FAMU students indicted in grade-changing case
Three FAMU students have been indicted on federal charges of allegedly changing the grades of more than 90 fellow students, according to this statement today from the U.S. Attorney for the Northern District of Florida.
Between June and December 2007, Marcus Barrington, 23, Christopher Jacquette, 27, and Lawrence Secrease, 22, allegedly accessed the FAMU computer system and changed about 650 grades, increasing the GPAs for the majority of students and in turn making the students eligible for grants, loans and scholarships, authorities said. About 114 of the grades were changed from F's to A's, which resulted in students being awarded thousands of dollars worth of credit hours.

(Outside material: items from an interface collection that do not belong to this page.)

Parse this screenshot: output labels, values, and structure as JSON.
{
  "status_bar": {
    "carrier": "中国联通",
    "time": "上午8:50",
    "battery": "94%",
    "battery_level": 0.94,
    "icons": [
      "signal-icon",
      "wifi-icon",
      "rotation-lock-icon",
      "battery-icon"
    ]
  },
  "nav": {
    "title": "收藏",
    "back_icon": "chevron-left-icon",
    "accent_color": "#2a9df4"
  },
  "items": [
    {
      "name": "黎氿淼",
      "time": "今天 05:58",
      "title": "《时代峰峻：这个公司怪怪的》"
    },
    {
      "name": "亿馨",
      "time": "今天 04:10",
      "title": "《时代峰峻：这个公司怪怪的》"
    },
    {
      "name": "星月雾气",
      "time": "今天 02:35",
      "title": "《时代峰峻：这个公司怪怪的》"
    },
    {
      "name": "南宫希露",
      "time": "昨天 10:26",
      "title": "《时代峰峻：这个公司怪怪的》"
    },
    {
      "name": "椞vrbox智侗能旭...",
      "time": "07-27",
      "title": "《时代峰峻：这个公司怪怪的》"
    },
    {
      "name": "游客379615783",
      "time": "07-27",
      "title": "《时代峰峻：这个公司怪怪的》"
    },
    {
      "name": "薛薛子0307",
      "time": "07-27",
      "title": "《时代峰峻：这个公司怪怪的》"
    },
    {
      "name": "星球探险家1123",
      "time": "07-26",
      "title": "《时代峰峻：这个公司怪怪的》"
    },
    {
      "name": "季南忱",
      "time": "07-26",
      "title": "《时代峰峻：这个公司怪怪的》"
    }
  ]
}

The trio also are accused of changing the residency status of some students from out-of-state to in-state.
All three were charged with conspiracy to commit wire fraud, unauthorized computer access and aggravated identity theft. If convicted, they face a maximum of 20 years in prison for conspiracy, five years for unauthorized computer access and a consecutive mandatory minimum sentence of two years for aggravated identify theft.
The investigation was conducted by the FAMU Police Department, the Florida Department of Law Enforcement and the FBI.